This article is more than 1 year old
Top engineer who stole trade secrets from Google's self-driving division pardoned on Trump's last day as president
As recommended by Peter Thiel
On his last day in office, US president Donald Trump pardoned 73 people and commuted the sentences of 70 others – including Anthony Levandowski who admitted stealing trade secrets from Waymo while a self-driving car researcher.
Breitbart founder and one-time Cambridge Analytica board member Steve Bannon was also among those receiving clemency over fraud charges regarding a fundraiser for Trump's infamous border wall, as were some rappers.
In August last year, Levandowski, an engineer in Google's self-driving Waymo division from 2007 to 2016, pleaded guilty to stealing trade secrets and was sent down for 18 months. He was also ordered to pay Google $756,499.22 in compensation and a fine of $95,000.
He had resigned from Google to co-found Otto, an autonomous truck firm sold to Uber in 2016. Levandowski was accused of leaving Waymo with more than 14,000 files detailing its proprietary Lidar technology and sharing them with Uber.
Google sued Uber over the matter and the companies settled for $245m of Uber stock in 2018. The US Attorney's office took action against Levandowski, filing 33 charges alleging theft and attempted theft of trade secrets, in violation of 18 U.S.C. § 1832.
Explaining Levandowski's full pardon, the White House press secretary said he "has paid a significant price for his actions and plans to devote his talents to advance the public good". It was noted the sentencing judge described him as a "brilliant, groundbreaking engineer that our country needs".
Raytheon techie who took home radar secrets gets 18 months in the clink in surprise time fraud probe twistREAD MORE
The individuals supporting the pardon include Peter Thiel, the prominent Trump financier and PayPal investor who founded AI firm Palantir, which largely carries out information analysis and processing work for the defence and intelligence communities, including the CIA and controversial US border agency ICE. The firm has also fingers in NHS data in the UK.
Also campaigning for Levandowski's pardon was Palmer Luckey, VR firm Oculus's CEO when it was acquired by Facebook.
Levandowski joins a long list of names to be pardoned hours before the inauguration of President-elect Joe Biden. Among them is Bannon, the media entrepreneur and alt-right cheerleader who led Trump's 2016 election campaign and became senior counsel to the president following the election, leaving eight months later to rejoin the right-wing news site Breitbart, which he founded.

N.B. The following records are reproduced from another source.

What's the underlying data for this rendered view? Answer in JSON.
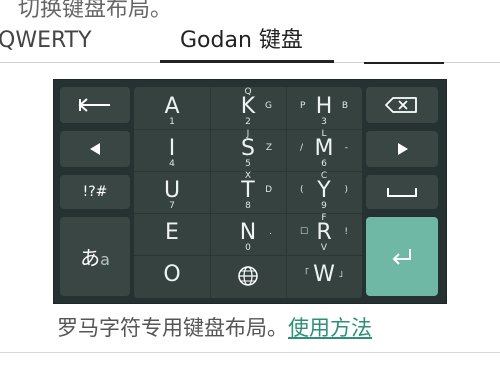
{
  "header": {
    "top_text": "切换键盘布局。"
  },
  "tabs": [
    {
      "label": "QWERTY",
      "selected": false
    },
    {
      "label": "Godan 键盘",
      "selected": true
    }
  ],
  "keyboard": {
    "left_keys": [
      {
        "name": "backspace-left-arrow",
        "label": "⟵"
      },
      {
        "name": "cursor-left",
        "label": "◀"
      },
      {
        "name": "symbols",
        "label": "!?#"
      },
      {
        "name": "kana-switch",
        "label": "あa"
      }
    ],
    "right_keys": [
      {
        "name": "delete",
        "label": "⌫"
      },
      {
        "name": "cursor-right",
        "label": "▶"
      },
      {
        "name": "space",
        "label": "⎵"
      },
      {
        "name": "enter",
        "label": "↵"
      }
    ],
    "grid": [
      {
        "main": "A",
        "top": "",
        "bottom": "1",
        "left": "",
        "right": ""
      },
      {
        "main": "K",
        "top": "Q",
        "bottom": "2",
        "left": "",
        "right": "G"
      },
      {
        "main": "H",
        "top": "",
        "bottom": "3",
        "left": "P",
        "right": "B"
      },
      {
        "main": "I",
        "top": "",
        "bottom": "4",
        "left": "",
        "right": ""
      },
      {
        "main": "S",
        "top": "J",
        "bottom": "5",
        "left": "",
        "right": "Z"
      },
      {
        "main": "M",
        "top": "L",
        "bottom": "6",
        "left": "/",
        "right": "-"
      },
      {
        "main": "U",
        "top": "",
        "bottom": "7",
        "left": "",
        "right": ""
      },
      {
        "main": "T",
        "top": "X",
        "bottom": "8",
        "left": "",
        "right": "D"
      },
      {
        "main": "Y",
        "top": "C",
        "bottom": "9",
        "left": "(",
        "right": ")"
      },
      {
        "main": "E",
        "top": "",
        "bottom": "",
        "left": "",
        "right": ""
      },
      {
        "main": "N",
        "top": "",
        "bottom": "0",
        "left": "",
        "right": "."
      },
      {
        "main": "R",
        "top": "F",
        "bottom": "V",
        "left": "☐",
        "right": "!"
      },
      {
        "main": "O",
        "top": "",
        "bottom": "",
        "left": "",
        "right": ""
      },
      {
        "main": "🌐",
        "top": "",
        "bottom": "",
        "left": "",
        "right": ""
      },
      {
        "main": "W",
        "top": "",
        "bottom": "",
        "left": "「",
        "right": "」"
      }
    ]
  },
  "caption": {
    "text": "罗马字符专用键盘布局。",
    "link": "使用方法"
  },
  "colors": {
    "keyboard_bg": "#263232",
    "key_bg": "#36423f",
    "enter_bg": "#6fb8a6",
    "link": "#2f8f78"
  }
}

The White House statement said: "Prosecutors pursued Mr Bannon with charges related to fraud stemming from his involvement in a political project. Mr Bannon has been an important leader in the conservative movement and is known for his political acumen."
Bannon stood charged with fraud in connection with the "We Build the Wall" campaign. He is alleged to have received more than $1m of the donations, some of which he is accused of using to cover personal expenses.
Bannon also helped found Cambridge Analytica, which, it is said, harvested millions of Facebook user profiles and used that information to fling targeted political ads at voters.
Facebook later suspended any business with the controversial outfit.
Others receiving clemency include Elliott Broidy, one of Trump's former fundraisers who illegally lobbied the US administation to ditch its probe into the 1MDB corruption shocker in Malaysia; hip hop stars Lil Wayne and Kodak Black, previously prosecued for federal weapons offences; and Kenneth Kurson, a pal of Trump's son-in-law Jared Kushner, who was charged in October with cyberstalking. ®